or steam room at the fitness center where Anne and I work out. Especially on cold days,
it is a real pleasure to sit for 5-10 minutes, thawing out in 160 degree heat or breathing
in the warmth of steam. And, I have found it is time that I can use in a prayerful way. If
I have an urgent concern, I can pray about that. Or, more often, it is a time of spiritual
check-in. I may ponder how I have been using my 2014 One-word, which is “practice.” I
may do what people in AA call a “brutally honest self-assessment.” I may sit in silence,
enjoying the gift of being alive, grateful for breathing and a heart that beats.
Paul’s words tell us correctly that it is always appropriate and beneficial to pray, in good
times and bad, by day or by night, in joy and in sorrow. There are no moments when praying

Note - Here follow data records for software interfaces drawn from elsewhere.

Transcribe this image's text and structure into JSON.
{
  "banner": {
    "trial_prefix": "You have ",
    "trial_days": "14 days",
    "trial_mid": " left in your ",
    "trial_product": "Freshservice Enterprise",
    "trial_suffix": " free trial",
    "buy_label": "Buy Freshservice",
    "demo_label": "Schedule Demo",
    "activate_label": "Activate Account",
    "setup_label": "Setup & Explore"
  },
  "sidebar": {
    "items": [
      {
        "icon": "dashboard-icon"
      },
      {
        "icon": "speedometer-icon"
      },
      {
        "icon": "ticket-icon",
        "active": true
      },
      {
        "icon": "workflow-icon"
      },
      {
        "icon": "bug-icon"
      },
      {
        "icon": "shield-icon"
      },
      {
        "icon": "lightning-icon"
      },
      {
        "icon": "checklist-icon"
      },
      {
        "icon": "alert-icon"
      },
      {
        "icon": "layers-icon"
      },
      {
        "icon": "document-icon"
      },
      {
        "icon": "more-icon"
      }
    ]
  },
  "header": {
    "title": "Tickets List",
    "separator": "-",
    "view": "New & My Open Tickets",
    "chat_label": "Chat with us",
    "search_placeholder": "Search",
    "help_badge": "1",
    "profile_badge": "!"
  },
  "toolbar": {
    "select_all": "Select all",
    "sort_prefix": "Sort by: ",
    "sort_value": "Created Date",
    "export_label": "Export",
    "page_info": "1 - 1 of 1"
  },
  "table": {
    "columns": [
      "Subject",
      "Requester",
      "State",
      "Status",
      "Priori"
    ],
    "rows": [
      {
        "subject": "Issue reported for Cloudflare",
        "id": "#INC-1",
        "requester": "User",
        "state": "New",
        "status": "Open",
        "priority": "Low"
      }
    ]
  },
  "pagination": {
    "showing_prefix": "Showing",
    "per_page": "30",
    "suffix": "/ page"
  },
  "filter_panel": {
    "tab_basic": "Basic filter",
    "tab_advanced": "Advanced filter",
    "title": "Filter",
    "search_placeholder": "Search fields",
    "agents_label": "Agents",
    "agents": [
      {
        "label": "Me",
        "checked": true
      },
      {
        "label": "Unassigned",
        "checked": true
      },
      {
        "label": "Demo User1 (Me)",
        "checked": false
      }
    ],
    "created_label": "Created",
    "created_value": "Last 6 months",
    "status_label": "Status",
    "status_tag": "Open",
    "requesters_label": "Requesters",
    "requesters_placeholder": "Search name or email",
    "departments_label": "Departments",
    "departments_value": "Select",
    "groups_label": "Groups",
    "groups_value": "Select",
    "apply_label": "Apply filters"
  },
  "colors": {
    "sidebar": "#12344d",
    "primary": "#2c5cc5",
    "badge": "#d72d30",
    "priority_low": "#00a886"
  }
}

is particularly powerful, no special days when it is better to pray than on regular days.
Prayer can be spoken or silent, long and passionate, or short and simple. Praying can
be done at a regular time, perhaps in a prayerful setting, or spontaneously, in a random
moment. Our prayers can be memorized, like the Lord’s Prayer or a childhood table
grace, or we can use our own words.
We can find prayerful moments, when our attention is not held by a task, when we are
alone, or surrounded by silence. There are in-between moments, pausing or waiting.
I do not want to minimize Paul’s challenge, or find an easy way out, but neither do I
want to count myself a failure as a disciple of Jesus because I cannot accomplish Paul’s
seemingly-impossible task. So I pray when I can, when the moment presents itself, when
my mind is free. Praying in the sauna is as “unceasing” as I can do.